→ PROMPT
What are the lines from the one containing "Enumerate this screenshot's" through the end of the listing below? Return them exactly, and only them.

*** Block opens ***

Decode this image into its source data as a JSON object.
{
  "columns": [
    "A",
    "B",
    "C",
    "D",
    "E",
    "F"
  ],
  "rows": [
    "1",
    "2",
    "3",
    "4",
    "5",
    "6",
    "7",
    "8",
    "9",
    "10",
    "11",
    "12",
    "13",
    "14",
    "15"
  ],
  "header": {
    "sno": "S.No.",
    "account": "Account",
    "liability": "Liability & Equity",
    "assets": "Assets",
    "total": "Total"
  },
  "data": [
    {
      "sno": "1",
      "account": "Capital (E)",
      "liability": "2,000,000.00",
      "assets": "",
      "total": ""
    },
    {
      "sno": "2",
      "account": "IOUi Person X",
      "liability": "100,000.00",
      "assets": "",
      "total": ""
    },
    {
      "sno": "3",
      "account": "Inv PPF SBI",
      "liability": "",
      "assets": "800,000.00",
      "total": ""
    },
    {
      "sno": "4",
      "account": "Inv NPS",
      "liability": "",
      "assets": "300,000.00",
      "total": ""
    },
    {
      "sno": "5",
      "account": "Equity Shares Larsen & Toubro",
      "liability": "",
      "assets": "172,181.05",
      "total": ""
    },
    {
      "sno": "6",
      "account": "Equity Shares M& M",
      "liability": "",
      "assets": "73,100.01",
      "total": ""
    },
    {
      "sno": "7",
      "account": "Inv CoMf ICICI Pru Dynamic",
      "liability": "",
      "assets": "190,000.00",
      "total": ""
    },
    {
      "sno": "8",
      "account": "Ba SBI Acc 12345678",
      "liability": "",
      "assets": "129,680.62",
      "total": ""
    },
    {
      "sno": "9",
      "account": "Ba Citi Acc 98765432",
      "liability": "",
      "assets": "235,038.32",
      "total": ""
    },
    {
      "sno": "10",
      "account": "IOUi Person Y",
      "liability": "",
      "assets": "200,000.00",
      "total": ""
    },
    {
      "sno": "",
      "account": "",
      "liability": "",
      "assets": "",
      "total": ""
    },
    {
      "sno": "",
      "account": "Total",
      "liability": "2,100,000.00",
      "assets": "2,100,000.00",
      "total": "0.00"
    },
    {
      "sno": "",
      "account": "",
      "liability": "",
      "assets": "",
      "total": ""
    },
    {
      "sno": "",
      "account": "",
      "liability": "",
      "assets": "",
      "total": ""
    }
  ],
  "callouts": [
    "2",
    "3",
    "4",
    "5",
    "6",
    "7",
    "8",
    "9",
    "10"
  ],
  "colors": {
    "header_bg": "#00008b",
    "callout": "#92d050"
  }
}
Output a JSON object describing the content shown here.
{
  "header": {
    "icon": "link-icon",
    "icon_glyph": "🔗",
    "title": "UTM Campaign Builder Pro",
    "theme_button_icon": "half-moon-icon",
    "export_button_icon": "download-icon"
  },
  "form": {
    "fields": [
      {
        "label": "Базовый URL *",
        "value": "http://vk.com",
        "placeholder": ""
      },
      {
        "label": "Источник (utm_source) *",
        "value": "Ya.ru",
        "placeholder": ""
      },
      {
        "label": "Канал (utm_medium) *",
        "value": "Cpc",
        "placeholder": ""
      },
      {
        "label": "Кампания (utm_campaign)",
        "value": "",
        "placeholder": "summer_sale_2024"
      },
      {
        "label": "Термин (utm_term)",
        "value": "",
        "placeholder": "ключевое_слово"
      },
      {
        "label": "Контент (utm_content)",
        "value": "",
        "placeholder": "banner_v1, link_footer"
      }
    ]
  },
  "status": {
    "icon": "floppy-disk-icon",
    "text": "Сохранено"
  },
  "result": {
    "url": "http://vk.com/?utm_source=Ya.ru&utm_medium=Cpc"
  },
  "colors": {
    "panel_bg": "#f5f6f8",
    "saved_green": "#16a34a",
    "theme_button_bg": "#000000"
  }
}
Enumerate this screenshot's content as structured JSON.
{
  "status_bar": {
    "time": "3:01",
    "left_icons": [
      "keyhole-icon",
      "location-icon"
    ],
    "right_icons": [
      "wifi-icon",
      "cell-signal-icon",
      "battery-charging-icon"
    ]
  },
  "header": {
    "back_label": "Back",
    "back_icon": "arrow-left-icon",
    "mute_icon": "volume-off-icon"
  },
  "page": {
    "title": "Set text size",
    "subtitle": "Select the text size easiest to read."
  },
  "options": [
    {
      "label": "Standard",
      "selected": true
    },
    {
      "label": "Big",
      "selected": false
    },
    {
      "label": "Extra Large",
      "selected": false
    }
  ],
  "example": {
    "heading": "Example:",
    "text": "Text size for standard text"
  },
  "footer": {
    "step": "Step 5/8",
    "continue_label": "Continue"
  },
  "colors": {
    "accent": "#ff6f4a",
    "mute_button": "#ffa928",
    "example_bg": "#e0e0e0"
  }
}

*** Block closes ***

→ ANSWER AREA
Enumerate this screenshot's content as structured JSON.
{
  "status_bar": {
    "time": "3:01",
    "left_icons": [
      "keyhole-icon",
      "location-icon"
    ],
    "right_icons": [
      "wifi-icon",
      "cell-signal-icon",
      "battery-charging-icon"
    ]
  },
  "header": {
    "back_label": "Back",
    "back_icon": "arrow-left-icon",
    "mute_icon": "volume-off-icon"
  },
  "page": {
    "title": "Set text size",
    "subtitle": "Select the text size easiest to read."
  },
  "options": [
    {
      "label": "Standard",
      "selected": true
    },
    {
      "label": "Big",
      "selected": false
    },
    {
      "label": "Extra Large",
      "selected": false
    }
  ],
  "example": {
    "heading": "Example:",
    "text": "Text size for standard text"
  },
  "footer": {
    "step": "Step 5/8",
    "continue_label": "Continue"
  },
  "colors": {
    "accent": "#ff6f4a",
    "mute_button": "#ffa928",
    "example_bg": "#e0e0e0"
  }
}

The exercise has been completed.